** Available data follows **

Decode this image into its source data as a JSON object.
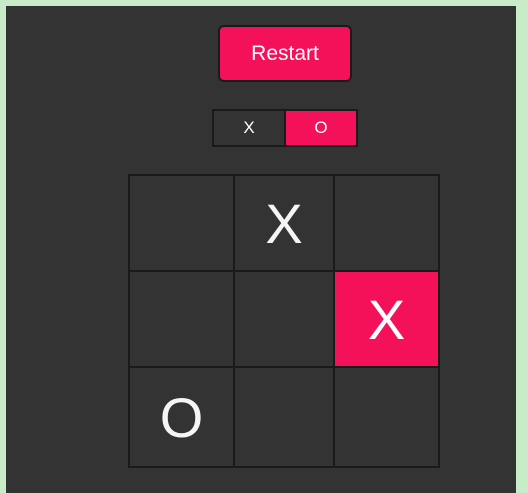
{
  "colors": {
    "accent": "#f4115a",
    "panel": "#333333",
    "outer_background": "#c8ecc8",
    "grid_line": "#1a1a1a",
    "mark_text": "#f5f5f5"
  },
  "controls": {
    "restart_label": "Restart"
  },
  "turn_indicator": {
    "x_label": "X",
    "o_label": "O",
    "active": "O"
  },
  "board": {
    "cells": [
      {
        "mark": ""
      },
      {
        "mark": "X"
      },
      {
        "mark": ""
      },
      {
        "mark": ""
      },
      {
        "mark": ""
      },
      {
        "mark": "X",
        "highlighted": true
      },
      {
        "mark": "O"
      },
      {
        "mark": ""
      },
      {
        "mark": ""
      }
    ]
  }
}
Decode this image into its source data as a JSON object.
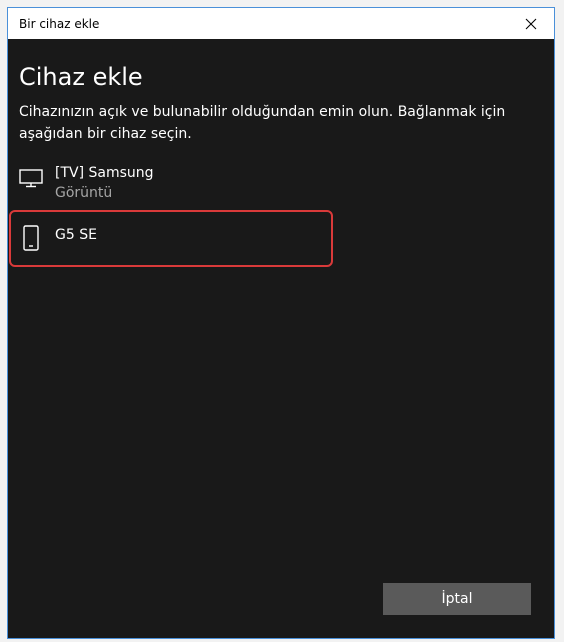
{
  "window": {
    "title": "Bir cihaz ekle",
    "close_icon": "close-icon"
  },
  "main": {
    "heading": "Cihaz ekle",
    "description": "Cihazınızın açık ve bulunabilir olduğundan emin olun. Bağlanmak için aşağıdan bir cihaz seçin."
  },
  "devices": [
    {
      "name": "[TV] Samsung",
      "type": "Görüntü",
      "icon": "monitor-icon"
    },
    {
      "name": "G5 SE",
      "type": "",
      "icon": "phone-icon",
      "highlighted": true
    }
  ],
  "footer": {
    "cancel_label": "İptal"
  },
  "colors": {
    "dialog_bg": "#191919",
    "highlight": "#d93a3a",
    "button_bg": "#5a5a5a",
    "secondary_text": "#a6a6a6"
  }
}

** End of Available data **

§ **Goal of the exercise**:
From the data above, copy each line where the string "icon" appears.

§ **Solution to this task**:
    "close_icon": "close-icon"
      "icon": "monitor-icon"
      "icon": "phone-icon",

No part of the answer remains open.